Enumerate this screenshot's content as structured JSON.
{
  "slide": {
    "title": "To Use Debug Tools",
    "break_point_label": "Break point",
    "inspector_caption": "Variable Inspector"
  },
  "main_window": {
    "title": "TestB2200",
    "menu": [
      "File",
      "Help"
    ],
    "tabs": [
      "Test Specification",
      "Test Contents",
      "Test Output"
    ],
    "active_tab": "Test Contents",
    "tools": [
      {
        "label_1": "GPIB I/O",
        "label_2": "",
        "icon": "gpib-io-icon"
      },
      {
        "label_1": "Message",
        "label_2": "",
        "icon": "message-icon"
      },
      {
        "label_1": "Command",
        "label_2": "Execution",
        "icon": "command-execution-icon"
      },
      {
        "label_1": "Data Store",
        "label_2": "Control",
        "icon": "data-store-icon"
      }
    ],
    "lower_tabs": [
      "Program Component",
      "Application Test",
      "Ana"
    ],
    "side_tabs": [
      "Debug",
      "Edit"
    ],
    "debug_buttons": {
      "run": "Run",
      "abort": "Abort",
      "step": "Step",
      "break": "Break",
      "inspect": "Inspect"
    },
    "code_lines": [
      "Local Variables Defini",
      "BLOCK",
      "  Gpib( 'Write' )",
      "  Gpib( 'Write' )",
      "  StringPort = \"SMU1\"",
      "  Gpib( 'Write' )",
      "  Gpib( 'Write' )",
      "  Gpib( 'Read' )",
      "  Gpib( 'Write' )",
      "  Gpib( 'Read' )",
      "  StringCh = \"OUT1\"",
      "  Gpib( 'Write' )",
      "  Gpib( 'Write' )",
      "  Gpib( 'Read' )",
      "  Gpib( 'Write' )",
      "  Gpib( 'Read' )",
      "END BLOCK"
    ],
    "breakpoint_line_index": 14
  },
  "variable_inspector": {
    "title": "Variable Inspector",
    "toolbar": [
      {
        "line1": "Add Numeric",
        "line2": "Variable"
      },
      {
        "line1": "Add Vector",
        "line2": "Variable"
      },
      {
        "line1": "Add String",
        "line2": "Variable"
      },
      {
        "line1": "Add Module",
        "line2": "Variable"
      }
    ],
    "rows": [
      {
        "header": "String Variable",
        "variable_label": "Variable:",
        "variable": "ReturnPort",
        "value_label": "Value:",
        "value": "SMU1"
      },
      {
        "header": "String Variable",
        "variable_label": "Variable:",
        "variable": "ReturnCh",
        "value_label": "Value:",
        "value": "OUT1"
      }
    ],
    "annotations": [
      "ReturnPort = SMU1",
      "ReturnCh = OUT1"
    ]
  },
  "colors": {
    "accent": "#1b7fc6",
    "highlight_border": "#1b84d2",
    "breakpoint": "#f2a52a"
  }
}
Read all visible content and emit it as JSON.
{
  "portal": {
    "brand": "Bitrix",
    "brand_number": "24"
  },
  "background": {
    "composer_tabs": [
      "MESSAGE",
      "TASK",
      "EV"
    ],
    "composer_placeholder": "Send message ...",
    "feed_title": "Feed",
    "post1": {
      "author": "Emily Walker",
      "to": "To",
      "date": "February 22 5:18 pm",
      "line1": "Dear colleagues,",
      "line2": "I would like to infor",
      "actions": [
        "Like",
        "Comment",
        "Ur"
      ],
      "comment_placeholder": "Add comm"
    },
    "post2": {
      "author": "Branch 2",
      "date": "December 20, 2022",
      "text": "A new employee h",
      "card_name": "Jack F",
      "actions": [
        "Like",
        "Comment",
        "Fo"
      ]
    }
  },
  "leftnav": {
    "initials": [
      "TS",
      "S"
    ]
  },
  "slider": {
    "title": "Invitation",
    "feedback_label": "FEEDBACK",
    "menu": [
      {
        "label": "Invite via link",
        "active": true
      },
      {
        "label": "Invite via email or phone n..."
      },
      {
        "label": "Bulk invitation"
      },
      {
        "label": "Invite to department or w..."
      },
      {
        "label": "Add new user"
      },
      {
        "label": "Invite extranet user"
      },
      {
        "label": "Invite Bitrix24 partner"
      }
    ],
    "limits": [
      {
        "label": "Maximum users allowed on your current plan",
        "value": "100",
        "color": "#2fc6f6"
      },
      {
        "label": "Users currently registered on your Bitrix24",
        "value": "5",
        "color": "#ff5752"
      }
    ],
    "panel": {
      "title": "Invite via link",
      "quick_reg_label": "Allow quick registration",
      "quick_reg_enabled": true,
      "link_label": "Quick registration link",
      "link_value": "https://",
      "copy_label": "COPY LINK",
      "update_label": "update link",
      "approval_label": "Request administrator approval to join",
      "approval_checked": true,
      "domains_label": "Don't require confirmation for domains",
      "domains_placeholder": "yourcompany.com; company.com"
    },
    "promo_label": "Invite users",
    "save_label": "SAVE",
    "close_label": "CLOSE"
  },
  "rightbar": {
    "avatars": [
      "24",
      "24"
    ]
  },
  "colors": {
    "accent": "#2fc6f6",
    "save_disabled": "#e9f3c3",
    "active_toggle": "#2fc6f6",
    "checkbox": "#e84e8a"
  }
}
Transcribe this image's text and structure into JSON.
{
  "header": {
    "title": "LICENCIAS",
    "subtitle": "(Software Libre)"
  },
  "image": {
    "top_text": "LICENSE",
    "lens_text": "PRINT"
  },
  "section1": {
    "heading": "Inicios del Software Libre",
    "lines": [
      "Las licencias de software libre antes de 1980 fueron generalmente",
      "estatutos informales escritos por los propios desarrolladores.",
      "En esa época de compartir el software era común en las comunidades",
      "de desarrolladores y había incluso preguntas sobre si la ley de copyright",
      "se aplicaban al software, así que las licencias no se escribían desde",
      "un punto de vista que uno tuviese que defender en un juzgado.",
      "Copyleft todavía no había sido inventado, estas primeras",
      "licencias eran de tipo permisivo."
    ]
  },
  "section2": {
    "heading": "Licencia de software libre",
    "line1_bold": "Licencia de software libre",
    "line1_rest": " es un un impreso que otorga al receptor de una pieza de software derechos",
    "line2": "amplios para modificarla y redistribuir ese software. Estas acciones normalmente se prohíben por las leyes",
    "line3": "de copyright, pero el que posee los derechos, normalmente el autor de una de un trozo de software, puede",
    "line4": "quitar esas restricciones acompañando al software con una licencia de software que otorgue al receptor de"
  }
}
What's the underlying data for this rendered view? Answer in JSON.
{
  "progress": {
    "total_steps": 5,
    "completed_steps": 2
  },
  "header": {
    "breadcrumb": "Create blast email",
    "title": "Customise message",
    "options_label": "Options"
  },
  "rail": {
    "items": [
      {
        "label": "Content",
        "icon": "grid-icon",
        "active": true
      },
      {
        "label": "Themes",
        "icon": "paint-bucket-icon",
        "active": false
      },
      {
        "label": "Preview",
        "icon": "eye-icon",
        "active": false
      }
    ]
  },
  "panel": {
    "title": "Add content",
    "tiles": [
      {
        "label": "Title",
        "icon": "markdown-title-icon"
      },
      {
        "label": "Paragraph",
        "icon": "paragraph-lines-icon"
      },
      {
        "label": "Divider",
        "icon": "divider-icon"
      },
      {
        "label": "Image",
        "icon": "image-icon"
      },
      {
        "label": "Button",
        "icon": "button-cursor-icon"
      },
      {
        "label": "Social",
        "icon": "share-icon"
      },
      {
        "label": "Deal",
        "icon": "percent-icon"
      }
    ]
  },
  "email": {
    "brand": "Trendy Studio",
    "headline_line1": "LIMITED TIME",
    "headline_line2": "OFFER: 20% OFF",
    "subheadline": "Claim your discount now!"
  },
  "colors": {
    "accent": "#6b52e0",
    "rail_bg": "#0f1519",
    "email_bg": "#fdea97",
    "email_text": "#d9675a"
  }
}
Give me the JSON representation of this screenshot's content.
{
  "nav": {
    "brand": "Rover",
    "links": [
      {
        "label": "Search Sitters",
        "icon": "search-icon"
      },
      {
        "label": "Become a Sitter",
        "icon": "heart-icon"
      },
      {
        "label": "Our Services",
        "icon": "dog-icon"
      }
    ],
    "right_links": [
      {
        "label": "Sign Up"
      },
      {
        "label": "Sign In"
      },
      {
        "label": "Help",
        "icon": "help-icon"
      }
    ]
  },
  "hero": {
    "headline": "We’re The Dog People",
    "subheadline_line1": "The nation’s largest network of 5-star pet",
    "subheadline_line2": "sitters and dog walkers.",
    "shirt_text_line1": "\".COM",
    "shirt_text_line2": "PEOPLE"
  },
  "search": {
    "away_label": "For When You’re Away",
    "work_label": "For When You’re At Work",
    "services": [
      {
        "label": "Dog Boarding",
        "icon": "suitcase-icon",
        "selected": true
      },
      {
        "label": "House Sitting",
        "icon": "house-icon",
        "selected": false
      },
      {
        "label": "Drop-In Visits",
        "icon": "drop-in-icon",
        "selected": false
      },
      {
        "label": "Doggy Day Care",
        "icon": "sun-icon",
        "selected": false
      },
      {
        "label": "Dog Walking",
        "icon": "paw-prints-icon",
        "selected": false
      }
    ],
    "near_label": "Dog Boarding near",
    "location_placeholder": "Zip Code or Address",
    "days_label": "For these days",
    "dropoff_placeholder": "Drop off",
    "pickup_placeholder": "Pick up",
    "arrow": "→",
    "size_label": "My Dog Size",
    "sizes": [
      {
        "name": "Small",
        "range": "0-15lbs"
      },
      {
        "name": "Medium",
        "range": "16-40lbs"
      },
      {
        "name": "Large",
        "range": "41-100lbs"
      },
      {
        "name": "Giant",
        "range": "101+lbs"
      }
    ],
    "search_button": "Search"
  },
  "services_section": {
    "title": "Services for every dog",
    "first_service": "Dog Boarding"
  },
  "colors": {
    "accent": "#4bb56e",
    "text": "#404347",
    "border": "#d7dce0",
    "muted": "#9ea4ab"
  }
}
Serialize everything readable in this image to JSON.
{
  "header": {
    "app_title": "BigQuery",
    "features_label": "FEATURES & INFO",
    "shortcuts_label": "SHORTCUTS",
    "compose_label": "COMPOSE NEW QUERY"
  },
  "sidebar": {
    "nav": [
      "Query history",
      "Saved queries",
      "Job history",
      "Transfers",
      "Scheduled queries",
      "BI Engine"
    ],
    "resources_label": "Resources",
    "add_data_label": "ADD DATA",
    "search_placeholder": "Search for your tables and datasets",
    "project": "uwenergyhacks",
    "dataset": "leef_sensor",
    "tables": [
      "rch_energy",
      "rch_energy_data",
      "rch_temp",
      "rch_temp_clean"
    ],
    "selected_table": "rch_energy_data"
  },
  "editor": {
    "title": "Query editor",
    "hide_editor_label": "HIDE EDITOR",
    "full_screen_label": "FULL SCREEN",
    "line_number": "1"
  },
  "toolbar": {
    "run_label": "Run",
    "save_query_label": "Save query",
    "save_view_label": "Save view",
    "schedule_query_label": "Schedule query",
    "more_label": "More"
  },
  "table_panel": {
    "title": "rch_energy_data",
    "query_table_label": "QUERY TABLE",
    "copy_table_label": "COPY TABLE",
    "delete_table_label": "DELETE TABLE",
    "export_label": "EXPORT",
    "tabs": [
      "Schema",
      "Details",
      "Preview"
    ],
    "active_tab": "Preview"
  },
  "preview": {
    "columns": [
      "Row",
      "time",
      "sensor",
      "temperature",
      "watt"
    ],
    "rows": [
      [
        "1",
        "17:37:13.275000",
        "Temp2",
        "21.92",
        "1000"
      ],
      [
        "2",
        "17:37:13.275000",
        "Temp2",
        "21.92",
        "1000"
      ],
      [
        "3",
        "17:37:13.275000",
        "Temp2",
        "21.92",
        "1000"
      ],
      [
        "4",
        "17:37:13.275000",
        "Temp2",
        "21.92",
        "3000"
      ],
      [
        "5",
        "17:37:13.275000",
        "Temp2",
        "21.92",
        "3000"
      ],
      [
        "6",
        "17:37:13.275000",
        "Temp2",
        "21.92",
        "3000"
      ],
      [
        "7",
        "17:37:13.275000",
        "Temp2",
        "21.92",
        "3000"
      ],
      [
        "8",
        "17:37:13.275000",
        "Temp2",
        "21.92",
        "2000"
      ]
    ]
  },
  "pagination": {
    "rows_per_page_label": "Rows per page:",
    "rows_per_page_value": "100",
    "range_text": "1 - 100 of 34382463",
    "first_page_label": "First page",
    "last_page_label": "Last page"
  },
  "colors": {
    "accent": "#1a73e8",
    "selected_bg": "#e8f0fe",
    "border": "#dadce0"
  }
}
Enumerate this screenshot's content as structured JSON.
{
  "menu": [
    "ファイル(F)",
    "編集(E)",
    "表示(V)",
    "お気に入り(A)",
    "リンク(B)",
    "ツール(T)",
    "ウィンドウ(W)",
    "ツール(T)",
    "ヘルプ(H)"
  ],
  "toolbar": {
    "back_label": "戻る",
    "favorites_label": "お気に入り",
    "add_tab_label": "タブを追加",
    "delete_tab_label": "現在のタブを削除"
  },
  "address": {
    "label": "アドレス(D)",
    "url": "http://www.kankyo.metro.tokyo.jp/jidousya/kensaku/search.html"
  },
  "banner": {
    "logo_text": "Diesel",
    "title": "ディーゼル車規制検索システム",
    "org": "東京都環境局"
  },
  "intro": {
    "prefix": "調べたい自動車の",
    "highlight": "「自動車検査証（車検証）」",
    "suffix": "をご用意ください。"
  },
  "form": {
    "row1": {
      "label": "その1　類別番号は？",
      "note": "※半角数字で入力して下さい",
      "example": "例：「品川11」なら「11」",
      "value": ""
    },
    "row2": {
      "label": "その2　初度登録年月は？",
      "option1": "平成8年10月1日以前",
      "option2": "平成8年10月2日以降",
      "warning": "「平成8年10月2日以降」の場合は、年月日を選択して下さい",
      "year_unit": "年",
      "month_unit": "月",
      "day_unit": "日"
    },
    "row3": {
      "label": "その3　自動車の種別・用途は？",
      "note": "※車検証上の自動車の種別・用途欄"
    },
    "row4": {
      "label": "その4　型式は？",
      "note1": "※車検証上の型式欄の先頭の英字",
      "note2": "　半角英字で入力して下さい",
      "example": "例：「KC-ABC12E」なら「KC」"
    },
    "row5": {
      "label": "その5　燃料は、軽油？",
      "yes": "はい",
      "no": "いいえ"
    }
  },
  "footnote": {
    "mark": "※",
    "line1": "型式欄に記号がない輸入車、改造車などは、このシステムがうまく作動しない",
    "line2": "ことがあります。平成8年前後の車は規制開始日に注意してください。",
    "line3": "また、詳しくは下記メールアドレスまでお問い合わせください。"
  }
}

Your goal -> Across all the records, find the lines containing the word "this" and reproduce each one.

Result of the task ->
Enumerate this screenshot's content as structured JSON.
Transcribe this image's text and structure into JSON.
What's the underlying data for this rendered view? Answer in JSON.
Give me the JSON representation of this screenshot's content.
Serialize everything readable in this image to JSON.
Enumerate this screenshot's content as structured JSON.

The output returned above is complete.